Work instruction: Every record below is to be restated word for word, and no picture is to be copied.
───── Given information ─────
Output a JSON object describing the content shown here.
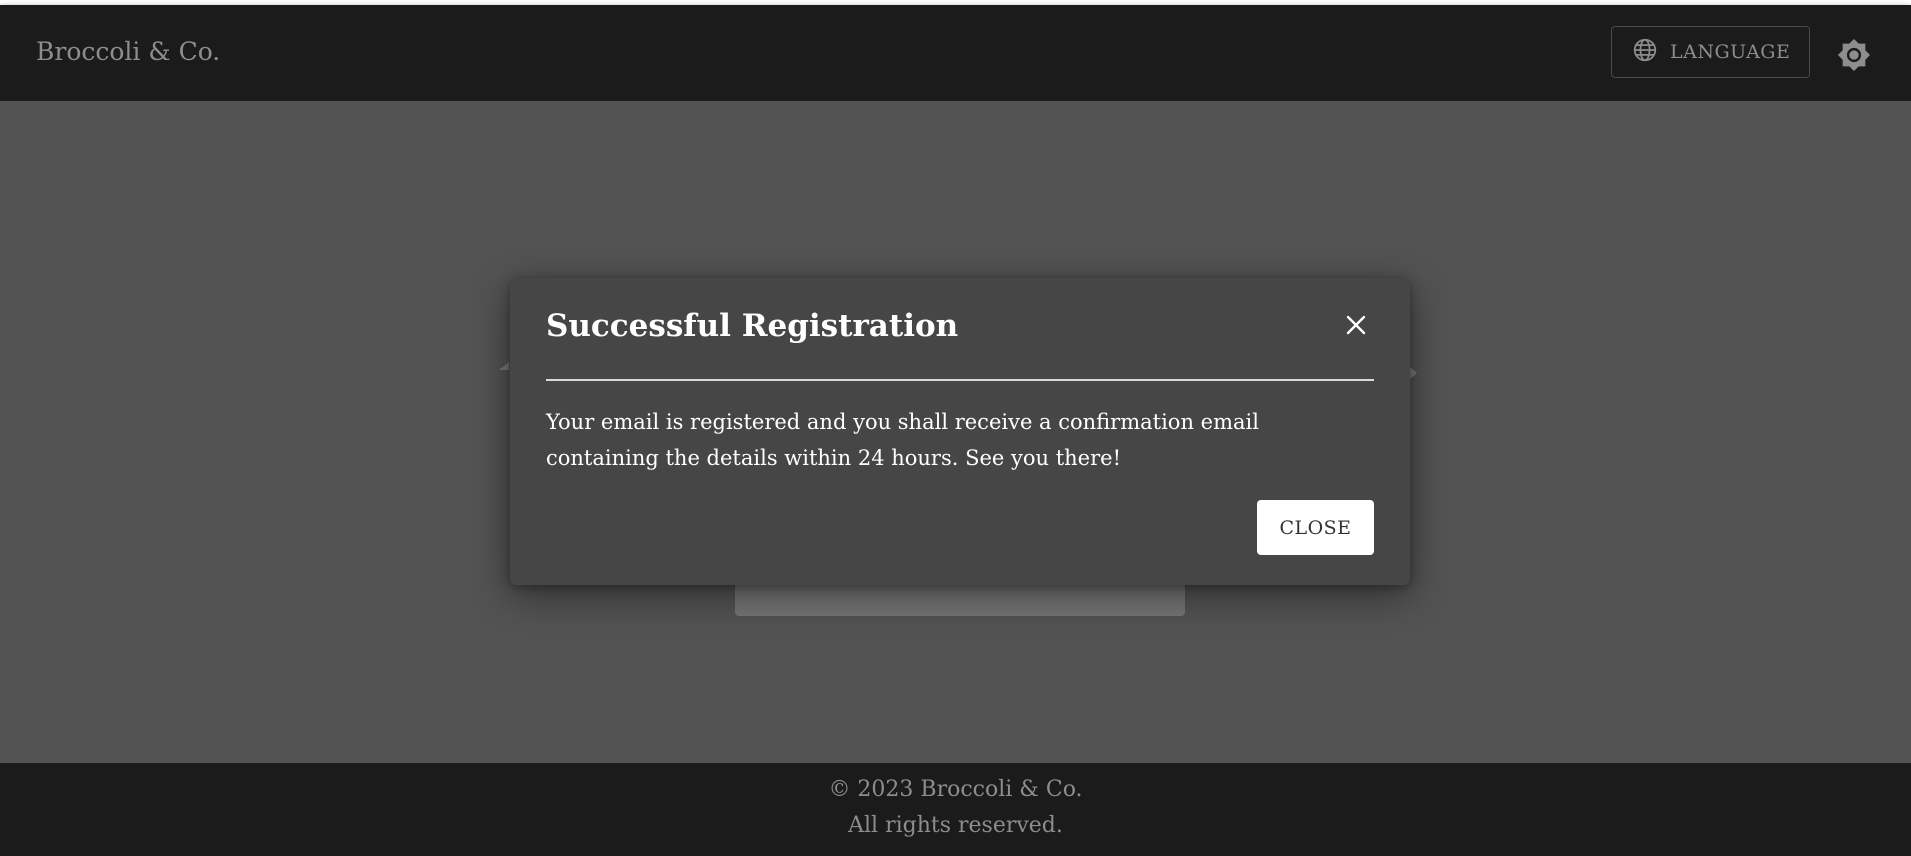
{
  "header": {
    "brand": "Broccoli & Co.",
    "language_label": "LANGUAGE",
    "language_icon": "globe-icon",
    "theme_icon": "brightness-icon"
  },
  "dialog": {
    "title": "Successful Registration",
    "close_icon": "close-icon",
    "body": "Your email is registered and you shall receive a confirmation email containing the details within 24 hours. See you there!",
    "close_button_label": "CLOSE"
  },
  "footer": {
    "copyright": "© 2023 Broccoli & Co.",
    "rights": "All rights reserved."
  },
  "colors": {
    "header_bg": "#1b1b1b",
    "backdrop": "#535353",
    "dialog_bg": "#464646",
    "muted_text": "#8d8d8d"
  }
}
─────
Solution:
Output a JSON object describing the content shown here.
{
  "header": {
    "brand": "Broccoli & Co.",
    "language_label": "LANGUAGE",
    "language_icon": "globe-icon",
    "theme_icon": "brightness-icon"
  },
  "dialog": {
    "title": "Successful Registration",
    "close_icon": "close-icon",
    "body": "Your email is registered and you shall receive a confirmation email containing the details within 24 hours. See you there!",
    "close_button_label": "CLOSE"
  },
  "footer": {
    "copyright": "© 2023 Broccoli & Co.",
    "rights": "All rights reserved."
  },
  "colors": {
    "header_bg": "#1b1b1b",
    "backdrop": "#535353",
    "dialog_bg": "#464646",
    "muted_text": "#8d8d8d"
  }
}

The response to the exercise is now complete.